** Information follows **

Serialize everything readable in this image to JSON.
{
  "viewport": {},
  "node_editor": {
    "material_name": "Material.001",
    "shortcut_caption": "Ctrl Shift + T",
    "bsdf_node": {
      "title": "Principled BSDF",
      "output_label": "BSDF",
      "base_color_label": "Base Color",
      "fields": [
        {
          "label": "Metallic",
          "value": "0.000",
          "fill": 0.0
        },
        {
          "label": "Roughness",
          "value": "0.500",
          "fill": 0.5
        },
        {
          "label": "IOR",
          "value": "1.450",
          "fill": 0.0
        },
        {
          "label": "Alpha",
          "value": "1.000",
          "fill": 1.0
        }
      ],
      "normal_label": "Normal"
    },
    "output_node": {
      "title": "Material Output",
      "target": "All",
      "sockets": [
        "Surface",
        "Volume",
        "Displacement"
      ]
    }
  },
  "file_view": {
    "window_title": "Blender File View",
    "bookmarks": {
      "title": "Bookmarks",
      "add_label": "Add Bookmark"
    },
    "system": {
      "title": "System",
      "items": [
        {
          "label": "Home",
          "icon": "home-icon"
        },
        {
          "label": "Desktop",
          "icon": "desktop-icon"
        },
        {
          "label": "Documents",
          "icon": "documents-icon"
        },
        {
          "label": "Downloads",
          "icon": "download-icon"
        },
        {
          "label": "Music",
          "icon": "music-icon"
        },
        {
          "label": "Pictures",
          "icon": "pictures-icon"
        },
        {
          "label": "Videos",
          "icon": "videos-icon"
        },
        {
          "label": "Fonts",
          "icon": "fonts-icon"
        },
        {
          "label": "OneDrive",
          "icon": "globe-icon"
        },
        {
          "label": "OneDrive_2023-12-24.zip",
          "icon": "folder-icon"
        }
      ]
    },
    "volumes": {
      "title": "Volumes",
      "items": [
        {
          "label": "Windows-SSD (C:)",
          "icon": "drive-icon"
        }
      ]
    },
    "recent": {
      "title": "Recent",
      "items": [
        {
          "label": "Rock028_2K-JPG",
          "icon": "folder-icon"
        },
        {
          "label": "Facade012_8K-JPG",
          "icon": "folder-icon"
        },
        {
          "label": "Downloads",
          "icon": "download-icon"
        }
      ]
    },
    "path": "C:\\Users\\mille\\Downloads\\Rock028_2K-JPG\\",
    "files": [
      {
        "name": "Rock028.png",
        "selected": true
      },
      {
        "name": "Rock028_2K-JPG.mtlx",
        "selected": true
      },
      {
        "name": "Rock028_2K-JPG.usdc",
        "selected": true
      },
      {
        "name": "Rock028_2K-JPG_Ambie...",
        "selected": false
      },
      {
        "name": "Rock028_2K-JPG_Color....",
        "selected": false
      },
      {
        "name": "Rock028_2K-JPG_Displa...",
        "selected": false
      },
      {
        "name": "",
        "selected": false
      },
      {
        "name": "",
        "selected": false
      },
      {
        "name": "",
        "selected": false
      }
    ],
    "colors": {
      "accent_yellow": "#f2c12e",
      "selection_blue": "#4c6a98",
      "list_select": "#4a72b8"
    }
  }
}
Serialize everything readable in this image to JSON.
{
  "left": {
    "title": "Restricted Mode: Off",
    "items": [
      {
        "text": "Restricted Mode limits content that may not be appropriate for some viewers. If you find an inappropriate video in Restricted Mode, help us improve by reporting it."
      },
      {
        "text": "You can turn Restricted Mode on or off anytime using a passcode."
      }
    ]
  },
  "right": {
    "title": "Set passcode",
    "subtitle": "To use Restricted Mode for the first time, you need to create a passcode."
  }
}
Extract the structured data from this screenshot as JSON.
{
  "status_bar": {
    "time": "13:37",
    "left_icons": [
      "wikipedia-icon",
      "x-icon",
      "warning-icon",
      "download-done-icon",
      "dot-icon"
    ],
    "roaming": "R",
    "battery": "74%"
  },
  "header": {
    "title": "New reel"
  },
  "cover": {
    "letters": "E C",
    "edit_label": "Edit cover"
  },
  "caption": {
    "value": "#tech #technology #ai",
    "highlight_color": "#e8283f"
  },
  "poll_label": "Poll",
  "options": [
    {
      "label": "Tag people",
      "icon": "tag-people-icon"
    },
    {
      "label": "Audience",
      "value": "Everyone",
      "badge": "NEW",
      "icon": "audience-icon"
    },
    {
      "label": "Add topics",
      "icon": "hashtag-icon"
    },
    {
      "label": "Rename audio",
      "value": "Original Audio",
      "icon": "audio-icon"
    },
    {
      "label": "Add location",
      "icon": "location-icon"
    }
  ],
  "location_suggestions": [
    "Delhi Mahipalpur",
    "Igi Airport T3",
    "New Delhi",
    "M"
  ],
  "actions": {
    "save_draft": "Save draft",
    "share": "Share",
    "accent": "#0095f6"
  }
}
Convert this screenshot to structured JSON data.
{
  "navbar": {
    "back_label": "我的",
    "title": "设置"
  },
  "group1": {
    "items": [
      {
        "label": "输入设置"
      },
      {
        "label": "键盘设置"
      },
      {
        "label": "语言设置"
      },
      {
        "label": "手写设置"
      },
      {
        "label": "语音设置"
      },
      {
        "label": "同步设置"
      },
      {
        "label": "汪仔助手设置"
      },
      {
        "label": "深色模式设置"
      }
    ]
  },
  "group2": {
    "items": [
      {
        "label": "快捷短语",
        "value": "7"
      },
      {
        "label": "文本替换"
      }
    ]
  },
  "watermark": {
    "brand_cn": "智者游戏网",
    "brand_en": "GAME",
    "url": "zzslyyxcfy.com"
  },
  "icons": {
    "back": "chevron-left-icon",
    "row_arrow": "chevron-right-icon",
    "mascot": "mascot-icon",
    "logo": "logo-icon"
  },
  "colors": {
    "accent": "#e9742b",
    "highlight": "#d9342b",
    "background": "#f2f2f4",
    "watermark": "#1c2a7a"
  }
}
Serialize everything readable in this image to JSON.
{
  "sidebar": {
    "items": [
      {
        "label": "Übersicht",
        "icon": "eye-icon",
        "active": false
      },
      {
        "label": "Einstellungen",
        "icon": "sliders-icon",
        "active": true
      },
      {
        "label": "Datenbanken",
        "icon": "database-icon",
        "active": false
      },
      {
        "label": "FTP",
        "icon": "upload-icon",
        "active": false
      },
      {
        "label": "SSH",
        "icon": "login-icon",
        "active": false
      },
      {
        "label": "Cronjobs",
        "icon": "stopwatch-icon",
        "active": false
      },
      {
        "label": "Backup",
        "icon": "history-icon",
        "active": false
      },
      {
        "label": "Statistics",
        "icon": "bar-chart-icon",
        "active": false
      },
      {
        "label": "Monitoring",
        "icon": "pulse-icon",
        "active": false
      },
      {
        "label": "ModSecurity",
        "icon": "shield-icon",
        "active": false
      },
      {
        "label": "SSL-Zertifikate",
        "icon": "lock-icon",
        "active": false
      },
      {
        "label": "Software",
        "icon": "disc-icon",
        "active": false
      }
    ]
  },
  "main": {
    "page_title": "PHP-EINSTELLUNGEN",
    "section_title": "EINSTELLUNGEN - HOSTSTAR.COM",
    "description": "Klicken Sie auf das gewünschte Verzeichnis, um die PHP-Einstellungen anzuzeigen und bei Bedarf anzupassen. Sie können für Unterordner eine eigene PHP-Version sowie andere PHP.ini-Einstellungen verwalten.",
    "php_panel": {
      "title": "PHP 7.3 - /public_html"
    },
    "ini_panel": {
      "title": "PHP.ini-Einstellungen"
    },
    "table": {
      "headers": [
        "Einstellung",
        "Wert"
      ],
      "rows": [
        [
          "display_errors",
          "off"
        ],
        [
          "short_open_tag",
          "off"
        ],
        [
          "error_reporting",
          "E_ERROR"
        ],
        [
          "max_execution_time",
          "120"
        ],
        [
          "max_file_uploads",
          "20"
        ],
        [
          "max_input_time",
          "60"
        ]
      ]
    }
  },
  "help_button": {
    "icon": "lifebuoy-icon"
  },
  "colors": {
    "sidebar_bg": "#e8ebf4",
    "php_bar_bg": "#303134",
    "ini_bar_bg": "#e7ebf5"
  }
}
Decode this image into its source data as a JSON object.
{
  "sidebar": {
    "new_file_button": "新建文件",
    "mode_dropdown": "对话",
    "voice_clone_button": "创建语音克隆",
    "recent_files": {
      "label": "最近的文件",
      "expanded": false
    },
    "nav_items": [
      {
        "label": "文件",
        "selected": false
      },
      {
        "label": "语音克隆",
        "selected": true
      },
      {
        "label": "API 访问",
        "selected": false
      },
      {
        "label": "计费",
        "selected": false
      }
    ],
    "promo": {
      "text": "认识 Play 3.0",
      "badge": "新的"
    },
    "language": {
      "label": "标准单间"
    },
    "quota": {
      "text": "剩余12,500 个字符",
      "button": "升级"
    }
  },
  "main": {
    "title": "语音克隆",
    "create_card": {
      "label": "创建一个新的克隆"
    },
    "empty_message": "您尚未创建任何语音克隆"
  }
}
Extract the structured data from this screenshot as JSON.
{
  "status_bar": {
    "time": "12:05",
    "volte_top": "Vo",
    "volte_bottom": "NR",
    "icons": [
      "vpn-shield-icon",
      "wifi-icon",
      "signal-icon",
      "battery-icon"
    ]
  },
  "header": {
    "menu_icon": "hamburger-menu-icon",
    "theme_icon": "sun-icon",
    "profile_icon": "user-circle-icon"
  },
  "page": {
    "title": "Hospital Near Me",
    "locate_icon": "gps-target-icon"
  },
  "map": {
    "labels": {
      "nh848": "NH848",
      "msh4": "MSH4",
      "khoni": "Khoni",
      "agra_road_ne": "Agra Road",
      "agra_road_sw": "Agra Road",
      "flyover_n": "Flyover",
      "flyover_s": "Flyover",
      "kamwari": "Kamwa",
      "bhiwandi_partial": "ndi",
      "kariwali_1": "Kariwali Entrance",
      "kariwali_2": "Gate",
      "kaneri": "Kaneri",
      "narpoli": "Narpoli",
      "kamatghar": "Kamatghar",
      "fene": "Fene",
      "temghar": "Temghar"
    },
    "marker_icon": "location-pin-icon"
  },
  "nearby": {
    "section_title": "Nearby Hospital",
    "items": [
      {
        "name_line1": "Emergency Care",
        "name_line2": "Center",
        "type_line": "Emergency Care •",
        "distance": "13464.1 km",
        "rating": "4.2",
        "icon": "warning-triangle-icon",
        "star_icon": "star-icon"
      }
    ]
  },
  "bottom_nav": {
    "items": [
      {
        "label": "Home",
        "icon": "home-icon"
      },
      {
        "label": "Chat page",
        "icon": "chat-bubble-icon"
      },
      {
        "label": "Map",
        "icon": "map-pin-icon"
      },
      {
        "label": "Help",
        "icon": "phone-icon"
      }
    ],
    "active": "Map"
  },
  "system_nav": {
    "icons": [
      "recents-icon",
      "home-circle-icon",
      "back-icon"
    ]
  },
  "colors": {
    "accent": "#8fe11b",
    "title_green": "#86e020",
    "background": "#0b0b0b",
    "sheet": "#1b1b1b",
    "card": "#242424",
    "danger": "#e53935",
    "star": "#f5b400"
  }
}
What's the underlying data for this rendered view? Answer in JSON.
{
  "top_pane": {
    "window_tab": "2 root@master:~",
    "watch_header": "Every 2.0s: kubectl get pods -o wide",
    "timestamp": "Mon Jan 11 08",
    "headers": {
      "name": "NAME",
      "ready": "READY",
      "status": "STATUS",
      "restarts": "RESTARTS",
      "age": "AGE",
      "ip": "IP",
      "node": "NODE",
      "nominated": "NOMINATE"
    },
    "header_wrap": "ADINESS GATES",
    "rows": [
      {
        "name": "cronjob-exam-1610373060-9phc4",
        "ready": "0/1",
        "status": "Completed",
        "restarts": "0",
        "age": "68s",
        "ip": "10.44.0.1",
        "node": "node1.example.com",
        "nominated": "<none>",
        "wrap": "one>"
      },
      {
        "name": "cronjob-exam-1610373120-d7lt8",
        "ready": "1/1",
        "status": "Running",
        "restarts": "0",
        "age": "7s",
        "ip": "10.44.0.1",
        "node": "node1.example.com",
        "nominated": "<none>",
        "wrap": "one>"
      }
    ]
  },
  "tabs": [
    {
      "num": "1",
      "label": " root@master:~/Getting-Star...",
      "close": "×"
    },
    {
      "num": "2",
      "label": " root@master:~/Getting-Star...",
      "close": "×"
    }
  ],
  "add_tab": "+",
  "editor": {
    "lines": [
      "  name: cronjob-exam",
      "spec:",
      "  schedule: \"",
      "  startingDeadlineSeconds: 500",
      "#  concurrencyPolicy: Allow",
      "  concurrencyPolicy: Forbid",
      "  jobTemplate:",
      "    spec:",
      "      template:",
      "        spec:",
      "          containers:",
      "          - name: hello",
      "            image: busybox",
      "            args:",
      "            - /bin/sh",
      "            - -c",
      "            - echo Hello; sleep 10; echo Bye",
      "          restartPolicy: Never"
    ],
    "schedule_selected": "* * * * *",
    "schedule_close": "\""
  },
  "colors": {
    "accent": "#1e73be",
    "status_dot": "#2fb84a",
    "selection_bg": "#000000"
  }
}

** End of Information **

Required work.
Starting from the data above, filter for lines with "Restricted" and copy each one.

Output for this task.
    "title": "Restricted Mode: Off",
        "text": "Restricted Mode limits content that may not be appropriate for some viewers. If you find an inappropriate video in Restricted Mode, help us improve by reporting it."
        "text": "You can turn Restricted Mode on or off anytime using a passcode."
    "subtitle": "To use Restricted Mode for the first time, you need to create a passcode."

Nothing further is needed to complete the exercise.